Truth in Emails
Home Updates for the Week Bulletin Board News Around Lynnhaven Lost & Found Special Requests The Marketplace Rentals Lynnhaven Neighbors Lynnhaven Ladies Ladies Book Club Crime Watch You and Your Computer Useful Information Useful Internet Links Residents Recommend Contributors

Home
Updates for the Week
Bulletin Board
News Around Lynnhaven
Lost & Found
Special Requests
The Marketplace
Rentals
Lynnhaven Neighbors
Lynnhaven Ladies
Ladies Book Club
Crime Watch
You and Your Computer
Useful Information
Useful Internet Links
Residents Recommend
Contributors

Contact Webmaster
(Right click on Webmaster link to get email address)
to:

Include an announcement, group activity, or feature article

Report broken links or to correct information

Report your changed
e-mail address or phone #



Emails, emails, emails....  What's true and what's not?  Are we passing useful and true information along, or are we spreading malicious lies, hoaxes, scams, or even viruses or worms to friends and family and their computers?


Check the Truth of Emails at Snopes.com

One of the most respected and commonly used tool is the Urban Legends Reference Pages the snopes.com website. In fact, many other websites refer readers to these web pages, even those who verify certain types of emails themselves.

Before you just pass an email along, please, please verify that it is true.

Pick from a category of emails from the snopes.com home page like:

... and many more. Most of these categories have subcategories, so you select the subcategory the fits the email before you get the list.

An interesting category is Inboxer Rebellion, another way of quickly locating an email. Some of the subcategories include: Boycotts, Charity, Hoaxes, Household Tips, Missing & Sick Children, Medical Appeals, Petitions, Scams, etc.

By clicking on What's new? you can see emails most recently updated or added to the website. Click on Hottest 25 Legends to view the currently most widely circulating urban legends. Some of these also have subcategories which, when selected, list a slew of emails (e.g., Barack Obama, John McCain, Social Security, etc.). You can also subscribe to a weekly email from snopes.com that lists all the updated and new entries made to the website for that week.

Each email listed under a category or subcategory is color coded to help you quickly determine whether an email is true or not.

  • Green True and/or based on real events
  • Red False or claims that cannot be proven
  • Green & Red Multiple truth values, a mixture of truth and falsehoods or a hoax
  • Yellow Undetermined or disputable claims
  • White Urban legends; describe plausible events that could have happened, but cannot be proven.

Scan the list of emails for the email you are trying to verify, then click on the link to read what snopes.com has to say about it.

Of course, the fastest way of verifying whether an email is true or not, is to just use their Search window. Copy or type in key words from the email or its Subject line, then press your Enter key or Click on Go. A list of possible matches displays with a brief description of each. You may have to select other key words or names and try again before you find the email you are verifying.

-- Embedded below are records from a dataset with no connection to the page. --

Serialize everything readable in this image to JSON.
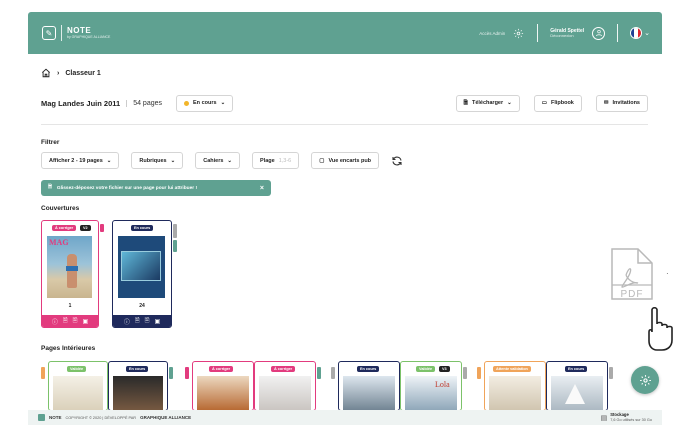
{
  "topbar": {
    "logo_text": "NOTE",
    "logo_sub": "by GRAPHIQUE ALLIANCE",
    "acces_admin": "Accès Admin",
    "user_name": "Gérald Spettel",
    "logout": "Déconnexion"
  },
  "breadcrumb": {
    "label": "Classeur 1"
  },
  "magazine": {
    "title": "Mag Landes Juin 2011",
    "pages": "54 pages",
    "status": "En cours",
    "status_color": "#f2b52a"
  },
  "actions": {
    "download": "Télécharger",
    "flipbook": "Flipbook",
    "invitations": "Invitations"
  },
  "filters": {
    "heading": "Filtrer",
    "display": "Afficher 2 - 19 pages",
    "rubriques": "Rubriques",
    "cahiers": "Cahiers",
    "plage": "Plage",
    "plage_placeholder": "1,3-6",
    "inserts": "Vue encarts pub"
  },
  "hint": "Glissez-déposez votre fichier sur une page pour lui attribuer !",
  "sections": {
    "covers": "Couvertures",
    "inner": "Pages Intérieures"
  },
  "covers": [
    {
      "badge": "À corriger",
      "version": "V2",
      "number": "1",
      "color": "#e23b7e"
    },
    {
      "badge": "En cours",
      "number": "24",
      "color": "#1f2a5c"
    }
  ],
  "inner_badges": [
    "Validée",
    "En cours",
    "À corriger",
    "À corriger",
    "En cours",
    "Validée",
    "V3",
    "Attente validation",
    "En cours"
  ],
  "footer": {
    "brand": "NOTE",
    "copyright": "COPYRIGHT © 2020 | DÉVELOPPÉ PAR",
    "company": "GRAPHIQUE ALLIANCE",
    "storage_label": "Stockage",
    "storage_value": "7,6 Go utilisés sur 30 Go"
  },
  "colors": {
    "accent": "#5fa191",
    "pink": "#e23b7e",
    "navy": "#1f2a5c",
    "green": "#7cc26a",
    "orange": "#f0a45a"
  }
}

Each method, category/subcategory list or word/phrase search, has it's advantages. But an added advantage of searching by category is that, in scanning the lists, you familiarize yourself with circulating emails so you recognize them as hoaxes, scams, untruths, etc. more quickly.

Try it... you'll like it!

Back to Top of Page